Though he began the game with a strikeout on Monday, Gordon's first at-bat was memorable, and long.
Dee Gordon started off Monday's game for the Dodgers by striking out to open the first inning, something he did 17 times in his 62 leadoff starts in 2012. But the strikeout was no ordinary at-bat, as the final pitch was the 17th one thrown by Carlos Villanueva of the Cubs.
The pitches thrown took their toll on Villanueva, who walked two hitters and allowed two runs in the first inning, both on a single by Nick Punto. Villanueva faced only five batters before coming out of the game.
Gordon's previous career high for pitches seen in a plate appearance was nine, on June 16, 2012 against Philip Humber of the White Sox. He also had seven plate appearances of eight pitches in his career. Gordon said he didn't remember ever seeing that many pitches in one at-bat, not even at the lower levels or in high school.
"That's a great at-bat Dee has for us. The guy then walks the next two guys," manager Don Mattingly said after the game. "The next time he takes a close 3-2 pitch for ball four.

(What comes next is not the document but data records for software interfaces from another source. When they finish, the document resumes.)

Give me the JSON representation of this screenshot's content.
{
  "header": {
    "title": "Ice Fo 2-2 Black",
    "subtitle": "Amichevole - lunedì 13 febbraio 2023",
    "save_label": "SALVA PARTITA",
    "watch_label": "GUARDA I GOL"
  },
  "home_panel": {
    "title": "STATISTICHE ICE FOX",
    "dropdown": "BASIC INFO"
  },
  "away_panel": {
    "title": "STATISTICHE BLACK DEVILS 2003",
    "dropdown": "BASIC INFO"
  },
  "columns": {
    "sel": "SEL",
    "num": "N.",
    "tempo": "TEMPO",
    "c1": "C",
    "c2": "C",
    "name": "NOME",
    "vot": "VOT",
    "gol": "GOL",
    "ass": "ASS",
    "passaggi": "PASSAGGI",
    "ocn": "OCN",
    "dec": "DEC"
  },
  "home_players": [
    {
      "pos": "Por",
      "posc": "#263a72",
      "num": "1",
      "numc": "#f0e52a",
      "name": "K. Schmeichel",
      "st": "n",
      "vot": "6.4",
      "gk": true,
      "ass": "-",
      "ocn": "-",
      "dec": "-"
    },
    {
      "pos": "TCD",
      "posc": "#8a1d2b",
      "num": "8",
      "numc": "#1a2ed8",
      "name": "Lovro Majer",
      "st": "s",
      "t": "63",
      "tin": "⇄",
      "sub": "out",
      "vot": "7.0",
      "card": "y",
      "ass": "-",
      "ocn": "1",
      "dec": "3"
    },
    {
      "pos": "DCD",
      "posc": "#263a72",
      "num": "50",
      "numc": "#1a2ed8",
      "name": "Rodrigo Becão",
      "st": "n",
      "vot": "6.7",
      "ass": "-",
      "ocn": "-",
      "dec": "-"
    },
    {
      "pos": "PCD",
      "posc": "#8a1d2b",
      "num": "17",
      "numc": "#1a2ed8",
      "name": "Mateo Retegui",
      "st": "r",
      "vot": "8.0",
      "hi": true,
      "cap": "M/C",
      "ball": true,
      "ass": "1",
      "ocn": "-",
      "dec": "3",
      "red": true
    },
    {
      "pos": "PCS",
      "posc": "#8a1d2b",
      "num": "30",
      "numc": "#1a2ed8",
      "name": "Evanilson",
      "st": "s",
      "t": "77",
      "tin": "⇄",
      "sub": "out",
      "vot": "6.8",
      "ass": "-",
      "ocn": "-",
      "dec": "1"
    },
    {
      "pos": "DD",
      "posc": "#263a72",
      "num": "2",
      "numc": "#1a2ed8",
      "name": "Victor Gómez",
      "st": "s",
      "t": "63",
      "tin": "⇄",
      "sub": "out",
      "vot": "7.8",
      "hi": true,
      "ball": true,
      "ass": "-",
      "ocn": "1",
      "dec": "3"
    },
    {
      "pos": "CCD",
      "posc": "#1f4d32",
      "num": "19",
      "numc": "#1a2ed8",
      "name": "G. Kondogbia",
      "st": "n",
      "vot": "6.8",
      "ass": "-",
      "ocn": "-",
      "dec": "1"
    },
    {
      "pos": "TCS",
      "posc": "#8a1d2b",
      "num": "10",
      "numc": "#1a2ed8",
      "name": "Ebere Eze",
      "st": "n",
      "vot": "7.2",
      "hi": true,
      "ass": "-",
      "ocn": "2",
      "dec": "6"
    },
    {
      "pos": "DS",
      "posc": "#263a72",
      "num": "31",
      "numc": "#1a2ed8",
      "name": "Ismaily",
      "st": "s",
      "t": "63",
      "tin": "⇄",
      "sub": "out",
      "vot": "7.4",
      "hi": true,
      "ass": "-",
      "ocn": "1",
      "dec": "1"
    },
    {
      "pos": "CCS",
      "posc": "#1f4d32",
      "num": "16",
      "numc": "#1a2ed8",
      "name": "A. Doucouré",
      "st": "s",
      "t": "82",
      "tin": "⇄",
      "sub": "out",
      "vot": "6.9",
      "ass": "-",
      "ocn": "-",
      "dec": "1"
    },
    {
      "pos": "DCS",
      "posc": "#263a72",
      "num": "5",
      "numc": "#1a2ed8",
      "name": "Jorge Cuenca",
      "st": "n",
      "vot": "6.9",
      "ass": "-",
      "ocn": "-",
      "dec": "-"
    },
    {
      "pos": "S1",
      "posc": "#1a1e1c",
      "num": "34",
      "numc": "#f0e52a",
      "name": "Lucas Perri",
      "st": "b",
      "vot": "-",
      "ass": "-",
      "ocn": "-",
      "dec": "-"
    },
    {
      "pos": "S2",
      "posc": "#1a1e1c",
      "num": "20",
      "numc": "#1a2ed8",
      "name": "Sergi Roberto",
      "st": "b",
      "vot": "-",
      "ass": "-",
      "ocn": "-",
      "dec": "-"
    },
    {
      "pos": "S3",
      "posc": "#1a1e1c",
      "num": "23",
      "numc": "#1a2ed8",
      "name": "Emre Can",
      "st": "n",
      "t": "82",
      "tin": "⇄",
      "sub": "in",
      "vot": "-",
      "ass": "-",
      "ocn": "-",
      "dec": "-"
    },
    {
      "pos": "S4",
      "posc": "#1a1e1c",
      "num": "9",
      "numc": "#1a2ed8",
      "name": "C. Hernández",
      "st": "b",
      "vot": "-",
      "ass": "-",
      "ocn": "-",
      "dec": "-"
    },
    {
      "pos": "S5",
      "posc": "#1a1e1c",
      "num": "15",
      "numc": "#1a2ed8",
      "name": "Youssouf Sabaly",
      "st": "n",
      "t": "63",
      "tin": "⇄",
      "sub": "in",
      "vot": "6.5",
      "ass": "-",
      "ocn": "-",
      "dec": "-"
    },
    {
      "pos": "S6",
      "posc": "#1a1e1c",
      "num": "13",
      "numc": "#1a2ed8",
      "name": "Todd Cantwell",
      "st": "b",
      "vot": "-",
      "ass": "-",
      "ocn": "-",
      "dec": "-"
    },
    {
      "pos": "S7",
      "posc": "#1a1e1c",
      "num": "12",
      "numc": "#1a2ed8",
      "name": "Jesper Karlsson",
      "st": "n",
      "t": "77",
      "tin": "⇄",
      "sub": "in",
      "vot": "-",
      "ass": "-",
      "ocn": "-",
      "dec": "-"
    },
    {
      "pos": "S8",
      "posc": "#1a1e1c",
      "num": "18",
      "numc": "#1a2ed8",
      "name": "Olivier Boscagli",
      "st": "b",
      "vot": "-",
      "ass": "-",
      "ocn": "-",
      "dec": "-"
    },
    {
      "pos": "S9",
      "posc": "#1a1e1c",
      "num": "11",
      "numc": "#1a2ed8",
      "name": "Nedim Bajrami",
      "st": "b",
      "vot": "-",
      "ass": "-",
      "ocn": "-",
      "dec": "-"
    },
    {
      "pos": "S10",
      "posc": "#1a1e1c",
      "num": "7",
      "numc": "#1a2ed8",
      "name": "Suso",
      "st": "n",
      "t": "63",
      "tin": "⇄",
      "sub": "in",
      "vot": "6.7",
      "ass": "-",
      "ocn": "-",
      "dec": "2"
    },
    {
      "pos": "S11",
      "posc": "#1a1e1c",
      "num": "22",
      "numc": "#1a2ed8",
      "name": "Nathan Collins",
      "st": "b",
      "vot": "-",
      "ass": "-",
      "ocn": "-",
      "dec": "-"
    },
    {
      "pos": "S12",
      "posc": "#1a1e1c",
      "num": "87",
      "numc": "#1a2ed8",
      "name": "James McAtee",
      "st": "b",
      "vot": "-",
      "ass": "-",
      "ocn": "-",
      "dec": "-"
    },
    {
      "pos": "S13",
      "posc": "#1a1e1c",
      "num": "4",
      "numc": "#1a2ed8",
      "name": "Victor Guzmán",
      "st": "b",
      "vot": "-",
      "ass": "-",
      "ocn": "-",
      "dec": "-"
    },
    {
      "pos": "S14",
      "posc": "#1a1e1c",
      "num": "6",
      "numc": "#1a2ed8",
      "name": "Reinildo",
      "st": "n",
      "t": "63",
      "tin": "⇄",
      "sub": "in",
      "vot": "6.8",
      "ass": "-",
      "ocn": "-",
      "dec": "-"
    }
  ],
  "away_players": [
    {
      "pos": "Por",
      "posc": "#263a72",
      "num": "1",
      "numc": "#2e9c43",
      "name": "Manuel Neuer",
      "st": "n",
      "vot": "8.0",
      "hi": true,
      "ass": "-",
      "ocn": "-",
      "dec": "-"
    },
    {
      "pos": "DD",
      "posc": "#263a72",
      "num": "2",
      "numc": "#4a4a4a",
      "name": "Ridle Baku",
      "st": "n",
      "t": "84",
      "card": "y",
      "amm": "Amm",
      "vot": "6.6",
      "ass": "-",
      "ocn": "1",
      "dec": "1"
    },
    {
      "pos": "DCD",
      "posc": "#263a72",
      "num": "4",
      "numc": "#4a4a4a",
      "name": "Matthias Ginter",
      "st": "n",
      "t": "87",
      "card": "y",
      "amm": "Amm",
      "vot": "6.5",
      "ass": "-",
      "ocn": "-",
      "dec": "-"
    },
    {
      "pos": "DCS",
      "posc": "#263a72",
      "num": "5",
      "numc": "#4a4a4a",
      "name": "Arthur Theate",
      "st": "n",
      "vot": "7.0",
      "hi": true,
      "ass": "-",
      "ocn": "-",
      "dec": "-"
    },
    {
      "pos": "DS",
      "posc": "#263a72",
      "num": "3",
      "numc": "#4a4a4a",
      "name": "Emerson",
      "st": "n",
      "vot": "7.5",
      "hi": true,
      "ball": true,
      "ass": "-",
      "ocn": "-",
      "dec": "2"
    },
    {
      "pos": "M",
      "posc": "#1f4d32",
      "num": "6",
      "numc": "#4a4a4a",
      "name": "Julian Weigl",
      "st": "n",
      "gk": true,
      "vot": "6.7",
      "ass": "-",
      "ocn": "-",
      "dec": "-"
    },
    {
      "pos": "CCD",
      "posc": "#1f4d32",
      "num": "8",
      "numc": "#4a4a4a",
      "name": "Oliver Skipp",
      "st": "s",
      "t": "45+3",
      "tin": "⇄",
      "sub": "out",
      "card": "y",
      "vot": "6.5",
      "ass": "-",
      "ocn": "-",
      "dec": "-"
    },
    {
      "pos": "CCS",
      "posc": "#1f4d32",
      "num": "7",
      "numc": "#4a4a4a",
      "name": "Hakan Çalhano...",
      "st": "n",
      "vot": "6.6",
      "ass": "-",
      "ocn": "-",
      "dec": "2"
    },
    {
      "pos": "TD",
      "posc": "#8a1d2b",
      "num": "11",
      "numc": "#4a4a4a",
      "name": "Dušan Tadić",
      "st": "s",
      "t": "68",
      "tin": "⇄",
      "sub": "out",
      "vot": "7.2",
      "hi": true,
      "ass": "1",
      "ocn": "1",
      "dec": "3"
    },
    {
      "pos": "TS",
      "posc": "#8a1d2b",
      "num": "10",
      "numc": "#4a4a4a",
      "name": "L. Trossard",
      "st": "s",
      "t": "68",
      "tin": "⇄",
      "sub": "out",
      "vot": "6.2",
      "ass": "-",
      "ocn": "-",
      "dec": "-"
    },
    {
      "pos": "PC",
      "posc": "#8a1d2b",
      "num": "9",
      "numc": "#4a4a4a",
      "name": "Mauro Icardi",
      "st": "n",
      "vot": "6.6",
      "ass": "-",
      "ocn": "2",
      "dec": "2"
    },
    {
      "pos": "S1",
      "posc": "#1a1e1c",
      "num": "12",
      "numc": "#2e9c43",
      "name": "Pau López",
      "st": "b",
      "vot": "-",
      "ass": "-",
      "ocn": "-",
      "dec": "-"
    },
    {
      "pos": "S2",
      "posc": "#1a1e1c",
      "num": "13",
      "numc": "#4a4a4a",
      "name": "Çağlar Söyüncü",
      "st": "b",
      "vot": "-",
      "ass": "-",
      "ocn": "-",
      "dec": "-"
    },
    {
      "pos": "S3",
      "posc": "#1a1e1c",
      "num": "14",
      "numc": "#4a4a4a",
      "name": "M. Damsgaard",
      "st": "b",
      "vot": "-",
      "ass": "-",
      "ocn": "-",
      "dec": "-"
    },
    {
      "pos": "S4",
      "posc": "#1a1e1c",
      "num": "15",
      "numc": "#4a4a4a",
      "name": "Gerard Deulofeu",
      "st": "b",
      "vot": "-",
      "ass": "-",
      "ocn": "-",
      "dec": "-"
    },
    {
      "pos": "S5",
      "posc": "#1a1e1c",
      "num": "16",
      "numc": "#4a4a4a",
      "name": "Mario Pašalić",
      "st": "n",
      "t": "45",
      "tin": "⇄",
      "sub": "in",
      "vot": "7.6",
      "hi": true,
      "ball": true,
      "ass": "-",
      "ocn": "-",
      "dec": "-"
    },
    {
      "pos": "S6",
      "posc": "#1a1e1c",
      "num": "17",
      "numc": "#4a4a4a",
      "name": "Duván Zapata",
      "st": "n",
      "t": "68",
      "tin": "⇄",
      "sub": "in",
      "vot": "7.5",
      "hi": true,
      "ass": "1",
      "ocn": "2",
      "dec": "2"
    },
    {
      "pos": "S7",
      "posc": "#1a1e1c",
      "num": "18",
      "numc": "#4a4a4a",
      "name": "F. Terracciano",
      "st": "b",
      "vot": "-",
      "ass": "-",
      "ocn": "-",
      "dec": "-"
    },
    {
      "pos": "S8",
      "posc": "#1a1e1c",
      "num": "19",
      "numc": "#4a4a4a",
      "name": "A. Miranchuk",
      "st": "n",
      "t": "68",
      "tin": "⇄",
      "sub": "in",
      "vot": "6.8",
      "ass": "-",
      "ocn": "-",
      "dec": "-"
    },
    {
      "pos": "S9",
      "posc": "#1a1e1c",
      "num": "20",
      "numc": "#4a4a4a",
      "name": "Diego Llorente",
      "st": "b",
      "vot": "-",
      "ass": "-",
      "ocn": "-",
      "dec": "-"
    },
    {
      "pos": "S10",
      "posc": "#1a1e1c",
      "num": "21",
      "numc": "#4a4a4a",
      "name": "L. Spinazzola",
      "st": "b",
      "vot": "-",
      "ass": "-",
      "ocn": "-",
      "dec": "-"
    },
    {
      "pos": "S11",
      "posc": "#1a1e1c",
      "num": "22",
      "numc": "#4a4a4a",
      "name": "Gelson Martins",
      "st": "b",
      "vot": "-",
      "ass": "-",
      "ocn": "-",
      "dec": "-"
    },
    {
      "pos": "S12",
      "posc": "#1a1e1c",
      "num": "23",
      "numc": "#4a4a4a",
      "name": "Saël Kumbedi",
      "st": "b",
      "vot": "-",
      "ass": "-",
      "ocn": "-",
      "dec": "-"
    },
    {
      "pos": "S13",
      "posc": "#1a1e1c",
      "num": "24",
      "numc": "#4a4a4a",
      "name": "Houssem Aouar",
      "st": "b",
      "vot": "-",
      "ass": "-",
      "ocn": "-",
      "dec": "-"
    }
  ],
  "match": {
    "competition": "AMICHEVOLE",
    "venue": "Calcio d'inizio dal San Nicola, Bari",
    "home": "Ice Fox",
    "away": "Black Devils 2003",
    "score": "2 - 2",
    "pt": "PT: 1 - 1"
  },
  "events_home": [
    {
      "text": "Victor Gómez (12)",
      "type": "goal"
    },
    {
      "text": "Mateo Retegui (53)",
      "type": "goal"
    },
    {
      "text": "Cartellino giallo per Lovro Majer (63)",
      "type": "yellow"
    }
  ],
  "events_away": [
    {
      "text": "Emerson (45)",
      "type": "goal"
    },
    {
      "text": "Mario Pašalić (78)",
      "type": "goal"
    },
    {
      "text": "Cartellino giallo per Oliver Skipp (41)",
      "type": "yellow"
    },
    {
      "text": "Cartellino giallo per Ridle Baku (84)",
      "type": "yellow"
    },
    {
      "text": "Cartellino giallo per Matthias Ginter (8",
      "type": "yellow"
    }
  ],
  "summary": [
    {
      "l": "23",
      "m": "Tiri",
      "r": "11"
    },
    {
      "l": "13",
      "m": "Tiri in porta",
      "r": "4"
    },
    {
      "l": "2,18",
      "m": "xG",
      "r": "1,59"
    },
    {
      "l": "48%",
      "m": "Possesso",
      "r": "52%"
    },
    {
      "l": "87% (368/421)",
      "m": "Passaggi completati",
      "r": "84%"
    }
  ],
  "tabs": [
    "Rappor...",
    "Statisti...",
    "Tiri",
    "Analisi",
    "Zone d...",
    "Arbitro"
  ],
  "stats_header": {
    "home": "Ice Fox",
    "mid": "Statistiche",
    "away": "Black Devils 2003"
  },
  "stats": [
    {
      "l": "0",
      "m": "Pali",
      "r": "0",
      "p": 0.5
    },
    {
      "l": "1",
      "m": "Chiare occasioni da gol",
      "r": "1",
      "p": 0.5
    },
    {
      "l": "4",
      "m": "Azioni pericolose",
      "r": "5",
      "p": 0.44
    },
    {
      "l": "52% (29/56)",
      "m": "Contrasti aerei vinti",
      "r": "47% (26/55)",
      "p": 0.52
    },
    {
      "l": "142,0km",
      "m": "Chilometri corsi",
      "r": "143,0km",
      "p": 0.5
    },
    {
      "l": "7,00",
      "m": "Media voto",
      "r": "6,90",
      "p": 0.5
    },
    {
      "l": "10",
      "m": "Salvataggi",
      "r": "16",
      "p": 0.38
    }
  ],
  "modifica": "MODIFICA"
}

That's the kind of thing you want to see from Dee. You can't go up there walking, but you do have to have control of the strike zone."
Gordon walked in his other two at-bats, and even took two other balls in the second inning before Tony Gwynn Jr. was caught stealing to end the frame. But Gordon wasn't just up there taking pitches, as he fouled off several offerings.
"Sometimes that's when I get my walks, when I'm aggressive," Gordon said.
Though it may sound strange or funny to say, Gordon was doing what Mattingly talked about in controlling the strike zone and recognizing when to swing. Gordon said he was trying to slap the ball on several occasions in that first at-bat, and happened to foul off 11 pitches.
Is fouling off pitches a skill? Mattingly didn't seem to think so.
"I think he was just battling. I've heard people say they can just foul stuff off, but it's not that easy. I don't buy it. I believe guys that wait a long time and just get their bat on balls, show good hand-eye coordination."
Though it ultimately ended in a strikeout, Gordon's at-bat did stir memories of Alex Cora's memorable battle with Matt Clement of the Cubs on May 12, 2004. Cora's 18-pitch at-bat ended with a home run, which thanks to MLB is now available online.